PROVIDED INFORMATION —

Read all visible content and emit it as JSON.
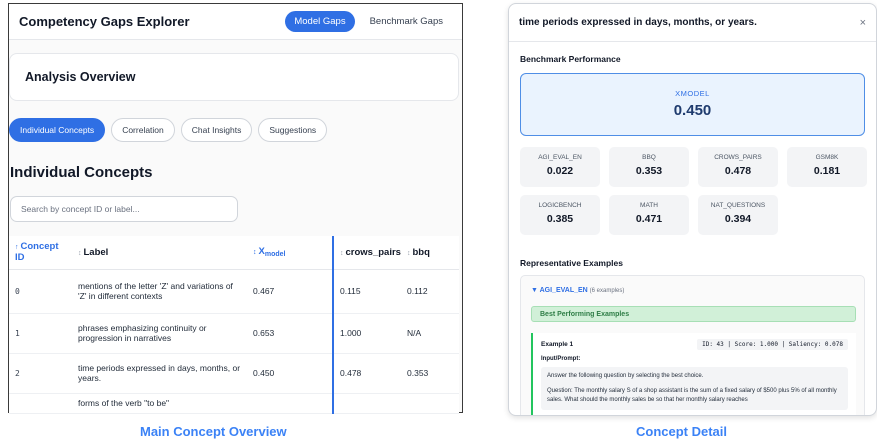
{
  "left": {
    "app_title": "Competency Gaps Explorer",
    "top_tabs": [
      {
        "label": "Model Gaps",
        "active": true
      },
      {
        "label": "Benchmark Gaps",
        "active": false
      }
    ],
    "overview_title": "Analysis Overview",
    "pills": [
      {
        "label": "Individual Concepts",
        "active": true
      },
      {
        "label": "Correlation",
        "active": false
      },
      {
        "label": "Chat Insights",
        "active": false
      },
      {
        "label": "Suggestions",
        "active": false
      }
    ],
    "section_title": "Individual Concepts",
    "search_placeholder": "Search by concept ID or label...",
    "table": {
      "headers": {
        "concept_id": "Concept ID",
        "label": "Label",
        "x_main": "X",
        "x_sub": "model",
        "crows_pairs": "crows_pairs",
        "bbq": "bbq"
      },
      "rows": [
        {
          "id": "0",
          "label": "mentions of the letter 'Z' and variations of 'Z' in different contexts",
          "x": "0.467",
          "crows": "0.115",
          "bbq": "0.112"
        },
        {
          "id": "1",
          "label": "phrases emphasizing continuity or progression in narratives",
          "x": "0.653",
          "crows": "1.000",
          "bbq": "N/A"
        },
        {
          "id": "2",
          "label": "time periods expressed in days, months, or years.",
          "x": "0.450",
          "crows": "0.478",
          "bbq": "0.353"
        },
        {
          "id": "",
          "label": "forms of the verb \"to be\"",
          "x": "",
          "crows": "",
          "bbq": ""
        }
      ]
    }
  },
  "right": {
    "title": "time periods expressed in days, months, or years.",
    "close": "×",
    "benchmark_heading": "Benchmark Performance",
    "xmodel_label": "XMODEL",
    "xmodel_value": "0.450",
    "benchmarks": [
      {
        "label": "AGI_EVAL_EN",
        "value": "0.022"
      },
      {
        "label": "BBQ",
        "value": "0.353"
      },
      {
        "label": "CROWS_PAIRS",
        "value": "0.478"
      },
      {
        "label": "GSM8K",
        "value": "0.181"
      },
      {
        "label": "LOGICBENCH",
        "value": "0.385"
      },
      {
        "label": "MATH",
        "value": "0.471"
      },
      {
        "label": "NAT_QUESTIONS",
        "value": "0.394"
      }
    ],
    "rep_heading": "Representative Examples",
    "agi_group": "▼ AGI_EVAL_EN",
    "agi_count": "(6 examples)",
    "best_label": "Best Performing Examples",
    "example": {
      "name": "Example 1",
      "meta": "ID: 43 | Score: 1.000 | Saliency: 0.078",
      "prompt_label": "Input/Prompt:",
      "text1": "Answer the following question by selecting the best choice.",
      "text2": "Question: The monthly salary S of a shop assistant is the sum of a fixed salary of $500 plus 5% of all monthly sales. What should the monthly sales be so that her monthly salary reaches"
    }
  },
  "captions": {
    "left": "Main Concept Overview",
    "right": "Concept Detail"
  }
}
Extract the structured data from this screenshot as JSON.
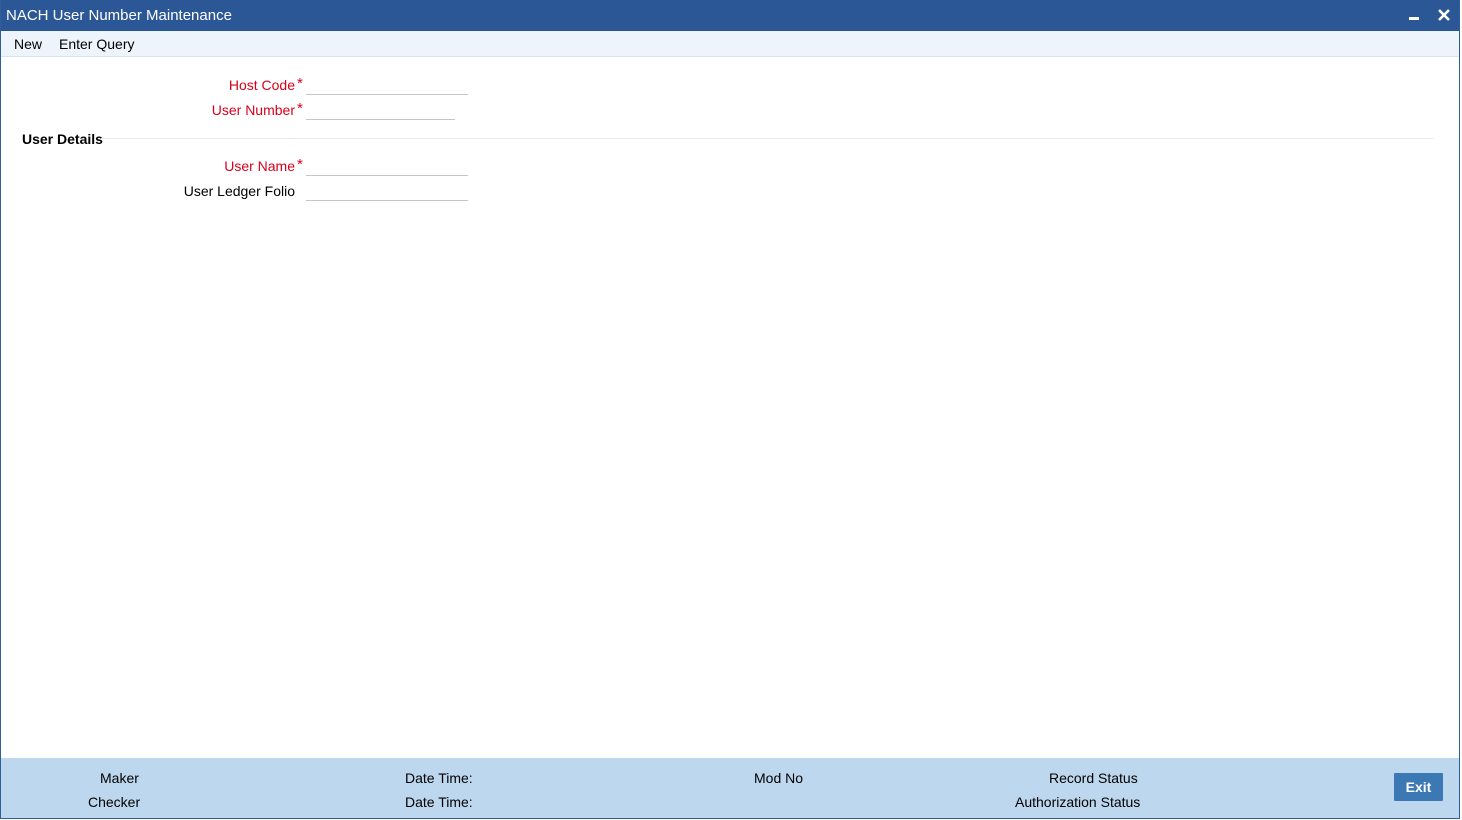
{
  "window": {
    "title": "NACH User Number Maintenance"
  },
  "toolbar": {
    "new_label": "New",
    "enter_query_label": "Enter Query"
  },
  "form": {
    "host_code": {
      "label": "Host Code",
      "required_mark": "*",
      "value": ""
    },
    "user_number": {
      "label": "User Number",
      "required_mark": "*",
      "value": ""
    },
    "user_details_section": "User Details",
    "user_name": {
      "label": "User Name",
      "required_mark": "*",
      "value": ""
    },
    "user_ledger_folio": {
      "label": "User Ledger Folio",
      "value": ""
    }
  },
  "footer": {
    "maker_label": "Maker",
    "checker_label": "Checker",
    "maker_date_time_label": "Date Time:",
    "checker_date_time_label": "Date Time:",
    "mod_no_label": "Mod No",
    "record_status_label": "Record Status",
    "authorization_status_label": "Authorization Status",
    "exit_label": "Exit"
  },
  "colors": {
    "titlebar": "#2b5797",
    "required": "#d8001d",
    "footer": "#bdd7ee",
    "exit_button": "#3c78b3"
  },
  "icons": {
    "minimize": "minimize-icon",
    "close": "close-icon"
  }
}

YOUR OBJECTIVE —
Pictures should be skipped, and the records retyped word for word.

TASK SOLUTION —
Read all visible content and emit it as JSON.
{
  "left": {
    "app_title": "Competency Gaps Explorer",
    "top_tabs": [
      {
        "label": "Model Gaps",
        "active": true
      },
      {
        "label": "Benchmark Gaps",
        "active": false
      }
    ],
    "overview_title": "Analysis Overview",
    "pills": [
      {
        "label": "Individual Concepts",
        "active": true
      },
      {
        "label": "Correlation",
        "active": false
      },
      {
        "label": "Chat Insights",
        "active": false
      },
      {
        "label": "Suggestions",
        "active": false
      }
    ],
    "section_title": "Individual Concepts",
    "search_placeholder": "Search by concept ID or label...",
    "table": {
      "headers": {
        "concept_id": "Concept ID",
        "label": "Label",
        "x_main": "X",
        "x_sub": "model",
        "crows_pairs": "crows_pairs",
        "bbq": "bbq"
      },
      "rows": [
        {
          "id": "0",
          "label": "mentions of the letter 'Z' and variations of 'Z' in different contexts",
          "x": "0.467",
          "crows": "0.115",
          "bbq": "0.112"
        },
        {
          "id": "1",
          "label": "phrases emphasizing continuity or progression in narratives",
          "x": "0.653",
          "crows": "1.000",
          "bbq": "N/A"
        },
        {
          "id": "2",
          "label": "time periods expressed in days, months, or years.",
          "x": "0.450",
          "crows": "0.478",
          "bbq": "0.353"
        },
        {
          "id": "",
          "label": "forms of the verb \"to be\"",
          "x": "",
          "crows": "",
          "bbq": ""
        }
      ]
    }
  },
  "right": {
    "title": "time periods expressed in days, months, or years.",
    "close": "×",
    "benchmark_heading": "Benchmark Performance",
    "xmodel_label": "XMODEL",
    "xmodel_value": "0.450",
    "benchmarks": [
      {
        "label": "AGI_EVAL_EN",
        "value": "0.022"
      },
      {
        "label": "BBQ",
        "value": "0.353"
      },
      {
        "label": "CROWS_PAIRS",
        "value": "0.478"
      },
      {
        "label": "GSM8K",
        "value": "0.181"
      },
      {
        "label": "LOGICBENCH",
        "value": "0.385"
      },
      {
        "label": "MATH",
        "value": "0.471"
      },
      {
        "label": "NAT_QUESTIONS",
        "value": "0.394"
      }
    ],
    "rep_heading": "Representative Examples",
    "agi_group": "▼ AGI_EVAL_EN",
    "agi_count": "(6 examples)",
    "best_label": "Best Performing Examples",
    "example": {
      "name": "Example 1",
      "meta": "ID: 43 | Score: 1.000 | Saliency: 0.078",
      "prompt_label": "Input/Prompt:",
      "text1": "Answer the following question by selecting the best choice.",
      "text2": "Question: The monthly salary S of a shop assistant is the sum of a fixed salary of $500 plus 5% of all monthly sales. What should the monthly sales be so that her monthly salary reaches"
    }
  },
  "captions": {
    "left": "Main Concept Overview",
    "right": "Concept Detail"
  }
}
Extract the structured data from this screenshot as JSON.
{
  "window": {
    "title": "NACH User Number Maintenance"
  },
  "toolbar": {
    "new_label": "New",
    "enter_query_label": "Enter Query"
  },
  "form": {
    "host_code": {
      "label": "Host Code",
      "required_mark": "*",
      "value": ""
    },
    "user_number": {
      "label": "User Number",
      "required_mark": "*",
      "value": ""
    },
    "user_details_section": "User Details",
    "user_name": {
      "label": "User Name",
      "required_mark": "*",
      "value": ""
    },
    "user_ledger_folio": {
      "label": "User Ledger Folio",
      "value": ""
    }
  },
  "footer": {
    "maker_label": "Maker",
    "checker_label": "Checker",
    "maker_date_time_label": "Date Time:",
    "checker_date_time_label": "Date Time:",
    "mod_no_label": "Mod No",
    "record_status_label": "Record Status",
    "authorization_status_label": "Authorization Status",
    "exit_label": "Exit"
  },
  "colors": {
    "titlebar": "#2b5797",
    "required": "#d8001d",
    "footer": "#bdd7ee",
    "exit_button": "#3c78b3"
  },
  "icons": {
    "minimize": "minimize-icon",
    "close": "close-icon"
  }
}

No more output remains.